We live far differently today than we did even 100 years ago, when most people lived on the land and worked outside. Now, the vast majority of jobs require us to spend most of our time in front of a screen. And take a look around next time you’re on the bus or train – it’s rare to see someone who isn’t bent over their tablet or smartphone.
“The more high-tech our lives become, the more nature we need to balance it out,” Louv warns. The problem is that if we are spending most of the day in front of a screen, we are blocking out the majority of our senses – even the ones we’re not aware of – because we’re focusing on that screen. But not engaging all our senses is the very definition of being less alive, Louv says. “Who among us wants to be less alive? Yet that’s the environment we are increasingly creating,” he says.
Making It Work
Louv isn’t anti-tech – he loves his screen time as much as the rest of us – but says there has to be balance if we’re to avoid burnout. The constant interruptions caused by obsessively checking your phone – “I do it, too, I check my phone way too much,” Louv admits – for texts, social media alerts and emails, interfere with our ability to think clearly and to create, as well as impacting on how burnt out we are and how engaged and enthusiastic we feel about life.
UK mental health charity Mind found reduced depression in 71% of people who spent time walking in a woodland park, as opposed to those who walked through a shopping centre – 22% of this latter group felt their depression increased.

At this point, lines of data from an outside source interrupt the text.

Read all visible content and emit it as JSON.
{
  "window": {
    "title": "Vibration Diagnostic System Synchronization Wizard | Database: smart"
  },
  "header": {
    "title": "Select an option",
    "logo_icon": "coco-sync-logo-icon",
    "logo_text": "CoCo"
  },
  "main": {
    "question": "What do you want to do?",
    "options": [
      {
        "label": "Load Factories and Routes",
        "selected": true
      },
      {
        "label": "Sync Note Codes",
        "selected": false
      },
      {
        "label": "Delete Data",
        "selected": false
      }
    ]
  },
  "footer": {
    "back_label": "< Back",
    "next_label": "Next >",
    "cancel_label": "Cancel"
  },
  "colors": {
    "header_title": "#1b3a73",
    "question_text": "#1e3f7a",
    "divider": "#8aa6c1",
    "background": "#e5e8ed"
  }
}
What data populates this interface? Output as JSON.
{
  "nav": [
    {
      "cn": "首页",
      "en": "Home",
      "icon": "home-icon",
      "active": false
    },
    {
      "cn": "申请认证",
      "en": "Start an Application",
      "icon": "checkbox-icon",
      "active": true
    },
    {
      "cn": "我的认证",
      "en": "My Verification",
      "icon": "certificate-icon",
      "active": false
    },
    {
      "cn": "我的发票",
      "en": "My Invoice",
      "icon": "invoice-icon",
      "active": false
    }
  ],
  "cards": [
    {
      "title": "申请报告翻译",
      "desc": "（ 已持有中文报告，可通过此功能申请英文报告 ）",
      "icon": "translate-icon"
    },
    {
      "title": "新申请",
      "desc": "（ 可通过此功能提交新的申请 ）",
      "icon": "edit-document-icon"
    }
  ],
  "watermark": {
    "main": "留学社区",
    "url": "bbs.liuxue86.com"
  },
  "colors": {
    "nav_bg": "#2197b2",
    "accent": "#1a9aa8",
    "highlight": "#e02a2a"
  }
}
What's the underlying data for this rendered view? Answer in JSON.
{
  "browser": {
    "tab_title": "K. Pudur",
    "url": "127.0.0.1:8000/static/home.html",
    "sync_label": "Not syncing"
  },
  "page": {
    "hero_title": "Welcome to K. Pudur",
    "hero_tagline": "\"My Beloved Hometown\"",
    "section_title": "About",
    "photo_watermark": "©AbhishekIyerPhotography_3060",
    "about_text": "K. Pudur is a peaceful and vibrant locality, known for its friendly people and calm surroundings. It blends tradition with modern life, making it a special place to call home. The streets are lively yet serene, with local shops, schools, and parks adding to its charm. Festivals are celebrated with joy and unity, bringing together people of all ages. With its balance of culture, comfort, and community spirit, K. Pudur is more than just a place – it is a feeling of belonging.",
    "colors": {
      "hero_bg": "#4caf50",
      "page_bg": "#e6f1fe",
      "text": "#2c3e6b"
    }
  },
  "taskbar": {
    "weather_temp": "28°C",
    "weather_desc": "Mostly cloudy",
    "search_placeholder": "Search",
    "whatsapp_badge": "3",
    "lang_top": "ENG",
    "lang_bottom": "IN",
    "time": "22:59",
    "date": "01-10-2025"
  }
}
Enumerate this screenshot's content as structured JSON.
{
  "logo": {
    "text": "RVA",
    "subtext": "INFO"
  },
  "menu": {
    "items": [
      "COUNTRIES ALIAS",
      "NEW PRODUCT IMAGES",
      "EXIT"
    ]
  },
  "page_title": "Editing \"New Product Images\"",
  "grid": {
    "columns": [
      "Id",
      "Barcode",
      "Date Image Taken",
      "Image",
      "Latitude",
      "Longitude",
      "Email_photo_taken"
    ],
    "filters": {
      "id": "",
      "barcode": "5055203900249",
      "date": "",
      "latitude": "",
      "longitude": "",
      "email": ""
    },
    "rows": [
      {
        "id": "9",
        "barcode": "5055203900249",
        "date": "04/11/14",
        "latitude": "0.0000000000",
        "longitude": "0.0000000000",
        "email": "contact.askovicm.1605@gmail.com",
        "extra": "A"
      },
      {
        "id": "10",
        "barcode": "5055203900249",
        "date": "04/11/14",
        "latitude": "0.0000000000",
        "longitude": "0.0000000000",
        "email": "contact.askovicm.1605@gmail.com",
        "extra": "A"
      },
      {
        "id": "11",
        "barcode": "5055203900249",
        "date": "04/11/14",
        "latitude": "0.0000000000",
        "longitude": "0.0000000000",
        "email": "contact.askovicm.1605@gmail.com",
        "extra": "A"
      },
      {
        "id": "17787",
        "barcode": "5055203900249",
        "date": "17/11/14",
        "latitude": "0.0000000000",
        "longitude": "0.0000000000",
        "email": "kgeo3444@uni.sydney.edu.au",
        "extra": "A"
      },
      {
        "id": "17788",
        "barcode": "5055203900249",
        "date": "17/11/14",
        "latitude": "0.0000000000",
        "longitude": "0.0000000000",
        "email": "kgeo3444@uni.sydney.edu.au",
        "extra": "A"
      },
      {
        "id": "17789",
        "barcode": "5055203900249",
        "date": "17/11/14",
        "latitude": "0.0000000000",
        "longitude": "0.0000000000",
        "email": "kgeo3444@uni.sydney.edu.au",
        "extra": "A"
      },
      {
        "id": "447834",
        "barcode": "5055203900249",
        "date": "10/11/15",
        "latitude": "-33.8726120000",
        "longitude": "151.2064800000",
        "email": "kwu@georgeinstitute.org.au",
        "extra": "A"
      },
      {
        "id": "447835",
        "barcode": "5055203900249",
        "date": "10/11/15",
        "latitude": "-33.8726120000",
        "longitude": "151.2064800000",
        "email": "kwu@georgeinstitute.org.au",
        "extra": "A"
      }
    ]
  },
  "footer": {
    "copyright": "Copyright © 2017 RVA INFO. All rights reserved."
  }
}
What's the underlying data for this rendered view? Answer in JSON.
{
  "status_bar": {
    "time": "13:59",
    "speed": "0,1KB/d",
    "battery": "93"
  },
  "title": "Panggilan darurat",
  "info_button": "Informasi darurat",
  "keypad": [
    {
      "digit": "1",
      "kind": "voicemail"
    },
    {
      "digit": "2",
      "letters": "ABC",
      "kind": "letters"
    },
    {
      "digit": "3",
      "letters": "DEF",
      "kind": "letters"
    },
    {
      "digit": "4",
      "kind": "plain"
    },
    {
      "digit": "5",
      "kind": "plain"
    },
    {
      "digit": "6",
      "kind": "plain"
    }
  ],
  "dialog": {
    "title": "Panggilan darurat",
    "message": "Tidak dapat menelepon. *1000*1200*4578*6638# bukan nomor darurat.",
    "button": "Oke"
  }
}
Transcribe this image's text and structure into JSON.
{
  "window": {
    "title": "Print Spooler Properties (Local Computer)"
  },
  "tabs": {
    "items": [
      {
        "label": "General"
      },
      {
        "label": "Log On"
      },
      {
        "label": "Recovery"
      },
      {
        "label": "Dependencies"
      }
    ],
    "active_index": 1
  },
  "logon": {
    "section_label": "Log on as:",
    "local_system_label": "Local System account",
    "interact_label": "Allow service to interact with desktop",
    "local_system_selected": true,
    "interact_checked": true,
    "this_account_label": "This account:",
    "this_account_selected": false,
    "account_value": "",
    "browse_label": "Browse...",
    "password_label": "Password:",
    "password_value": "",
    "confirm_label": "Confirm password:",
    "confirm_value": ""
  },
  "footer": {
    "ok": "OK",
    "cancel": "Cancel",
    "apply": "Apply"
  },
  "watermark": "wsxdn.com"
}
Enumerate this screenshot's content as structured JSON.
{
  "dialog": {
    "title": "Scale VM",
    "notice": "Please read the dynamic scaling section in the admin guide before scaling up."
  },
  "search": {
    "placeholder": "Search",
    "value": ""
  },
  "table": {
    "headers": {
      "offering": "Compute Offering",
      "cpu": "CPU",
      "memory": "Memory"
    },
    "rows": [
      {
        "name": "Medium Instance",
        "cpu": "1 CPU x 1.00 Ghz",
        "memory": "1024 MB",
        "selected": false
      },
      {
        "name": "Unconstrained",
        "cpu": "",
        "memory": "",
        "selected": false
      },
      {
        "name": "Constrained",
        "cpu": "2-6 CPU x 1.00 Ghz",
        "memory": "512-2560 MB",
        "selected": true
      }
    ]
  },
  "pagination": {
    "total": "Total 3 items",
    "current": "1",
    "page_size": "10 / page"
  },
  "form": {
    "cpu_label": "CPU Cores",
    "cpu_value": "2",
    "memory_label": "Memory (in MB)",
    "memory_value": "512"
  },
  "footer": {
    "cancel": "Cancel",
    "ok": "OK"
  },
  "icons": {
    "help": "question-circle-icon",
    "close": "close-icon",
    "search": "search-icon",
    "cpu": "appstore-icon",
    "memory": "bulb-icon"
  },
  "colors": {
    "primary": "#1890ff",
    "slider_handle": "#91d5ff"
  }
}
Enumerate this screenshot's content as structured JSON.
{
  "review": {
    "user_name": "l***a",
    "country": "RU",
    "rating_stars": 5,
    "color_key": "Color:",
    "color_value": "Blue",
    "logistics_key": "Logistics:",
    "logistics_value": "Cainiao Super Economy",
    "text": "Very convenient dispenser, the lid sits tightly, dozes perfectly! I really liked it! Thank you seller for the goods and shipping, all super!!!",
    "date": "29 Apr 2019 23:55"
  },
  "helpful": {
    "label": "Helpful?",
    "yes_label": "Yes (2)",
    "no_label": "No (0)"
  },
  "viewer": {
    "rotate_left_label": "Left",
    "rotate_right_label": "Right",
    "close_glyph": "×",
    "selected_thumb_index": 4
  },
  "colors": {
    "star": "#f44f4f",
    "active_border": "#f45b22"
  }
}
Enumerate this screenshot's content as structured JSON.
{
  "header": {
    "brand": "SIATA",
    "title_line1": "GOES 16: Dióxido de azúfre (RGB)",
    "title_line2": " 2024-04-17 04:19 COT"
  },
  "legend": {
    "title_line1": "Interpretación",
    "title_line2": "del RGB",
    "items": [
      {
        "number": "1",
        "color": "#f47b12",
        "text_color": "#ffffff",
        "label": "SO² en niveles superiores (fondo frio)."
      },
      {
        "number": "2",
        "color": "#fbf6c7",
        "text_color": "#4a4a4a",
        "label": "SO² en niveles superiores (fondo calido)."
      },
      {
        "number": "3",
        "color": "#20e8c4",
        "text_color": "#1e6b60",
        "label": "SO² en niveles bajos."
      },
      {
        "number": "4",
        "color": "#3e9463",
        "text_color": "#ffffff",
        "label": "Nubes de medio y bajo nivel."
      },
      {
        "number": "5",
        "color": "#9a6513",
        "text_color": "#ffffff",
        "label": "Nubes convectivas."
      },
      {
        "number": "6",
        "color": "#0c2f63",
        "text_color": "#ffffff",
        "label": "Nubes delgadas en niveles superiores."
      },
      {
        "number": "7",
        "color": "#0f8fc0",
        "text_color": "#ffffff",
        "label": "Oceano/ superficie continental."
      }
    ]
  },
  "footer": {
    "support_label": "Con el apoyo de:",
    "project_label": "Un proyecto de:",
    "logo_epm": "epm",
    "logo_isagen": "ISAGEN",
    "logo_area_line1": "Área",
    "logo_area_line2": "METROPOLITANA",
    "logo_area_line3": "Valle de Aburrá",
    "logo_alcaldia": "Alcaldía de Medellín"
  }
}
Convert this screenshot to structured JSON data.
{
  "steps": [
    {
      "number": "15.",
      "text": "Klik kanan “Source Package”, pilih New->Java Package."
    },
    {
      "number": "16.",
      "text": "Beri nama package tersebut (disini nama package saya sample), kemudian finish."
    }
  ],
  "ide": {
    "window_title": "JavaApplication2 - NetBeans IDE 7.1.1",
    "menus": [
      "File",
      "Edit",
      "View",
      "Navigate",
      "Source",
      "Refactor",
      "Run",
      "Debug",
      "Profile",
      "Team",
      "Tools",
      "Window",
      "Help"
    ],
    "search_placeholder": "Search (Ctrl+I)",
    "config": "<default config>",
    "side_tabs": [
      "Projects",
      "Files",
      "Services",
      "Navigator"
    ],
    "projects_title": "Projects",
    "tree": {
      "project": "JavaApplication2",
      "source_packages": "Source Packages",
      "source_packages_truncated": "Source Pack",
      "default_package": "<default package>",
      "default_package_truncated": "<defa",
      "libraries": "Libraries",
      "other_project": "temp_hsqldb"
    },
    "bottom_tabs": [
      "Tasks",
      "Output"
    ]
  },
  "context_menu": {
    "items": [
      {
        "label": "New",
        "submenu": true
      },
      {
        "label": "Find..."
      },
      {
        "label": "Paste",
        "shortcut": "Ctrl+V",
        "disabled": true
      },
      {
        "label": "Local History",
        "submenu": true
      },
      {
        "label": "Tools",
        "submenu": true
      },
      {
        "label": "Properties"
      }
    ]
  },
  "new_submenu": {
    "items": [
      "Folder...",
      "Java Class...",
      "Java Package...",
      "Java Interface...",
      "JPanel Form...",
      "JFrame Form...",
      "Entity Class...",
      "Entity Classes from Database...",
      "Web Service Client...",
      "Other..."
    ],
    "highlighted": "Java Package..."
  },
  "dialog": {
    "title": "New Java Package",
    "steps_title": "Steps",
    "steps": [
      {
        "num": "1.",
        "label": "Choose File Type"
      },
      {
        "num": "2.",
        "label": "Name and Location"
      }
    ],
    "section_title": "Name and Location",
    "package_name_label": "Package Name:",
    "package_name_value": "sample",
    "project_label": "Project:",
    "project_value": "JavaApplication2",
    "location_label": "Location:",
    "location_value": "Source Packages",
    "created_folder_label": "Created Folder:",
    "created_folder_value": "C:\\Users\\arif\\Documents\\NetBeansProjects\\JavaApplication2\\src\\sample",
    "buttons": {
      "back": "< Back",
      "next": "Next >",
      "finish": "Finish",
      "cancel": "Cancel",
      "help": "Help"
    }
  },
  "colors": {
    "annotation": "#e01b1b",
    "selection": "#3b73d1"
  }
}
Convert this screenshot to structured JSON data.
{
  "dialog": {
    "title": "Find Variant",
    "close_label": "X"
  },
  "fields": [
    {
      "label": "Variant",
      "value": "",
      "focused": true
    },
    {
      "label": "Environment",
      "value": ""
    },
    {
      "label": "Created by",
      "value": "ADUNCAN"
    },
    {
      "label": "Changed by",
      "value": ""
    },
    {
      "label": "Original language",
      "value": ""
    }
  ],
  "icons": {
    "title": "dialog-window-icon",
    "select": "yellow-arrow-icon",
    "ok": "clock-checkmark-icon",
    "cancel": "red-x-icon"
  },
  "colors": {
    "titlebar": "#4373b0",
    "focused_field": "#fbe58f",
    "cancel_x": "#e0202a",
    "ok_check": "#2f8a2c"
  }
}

A recent study published in the International Journal of Environmental Research and Public Health found that the more green spaces people had in their neighbourhood, the happier they were. “That has huge implications for what kind of neighbourhoods we build or rebuild in the future,” Louv says. “I think cities can become engines of biodiversity and we can actually have higher human density but more natural habitats, too.” Louv says conservation is not enough for the biodiversity we need to support our health. “Now we need to create nature where there never was nature.” Greening city rooftops, for example, could be just the start of a more natural – and healthy – existence for us all.
An increasingly common approach to tackling mental health problems is ecotherapy. Also called Green Care, this approach uses nature-based interventions in natural settings to help people feel better and recover from mental illness, and also to help them feel less isolated from society.
According to the World Health Organization, depression is predicted to be the second leading cause of disability in the world by 2020, following only ischemic heart disease. UK charity Mind reports that exposure to nature enhances mood and self-esteem, reduces feelings of anger, confusion, tension and depression, and improves physical health and a sense of connection with others.
Mind has funded 130 ecotherapy projects and helped more than 12,000 people in the process. One such project uses gardening and growing food to help people with mental health issues improve their sense of wellbeing. Green exercise therapy – walking in nature – has also proven to be effective. Exercising in nature is far more effective at improving low to moderate rates of depression than exercise alone and the more frequently we visit natural spaces, the lower the incidence of stress, according to Mind.
A Coventry University study published in the International Journal of Environmental Research and Public Health found children exposed to scenes of nature while exercising are more likely to experience health-enhancing effects. Kids aged 9 -10 were asked to ride a stationary bike in a series of 15 minute bursts, one group while watching a video of a forest track, the other with no visual stimulus. The children whose bikes were synched to the forest track had substantially lower blood pressure post-activity.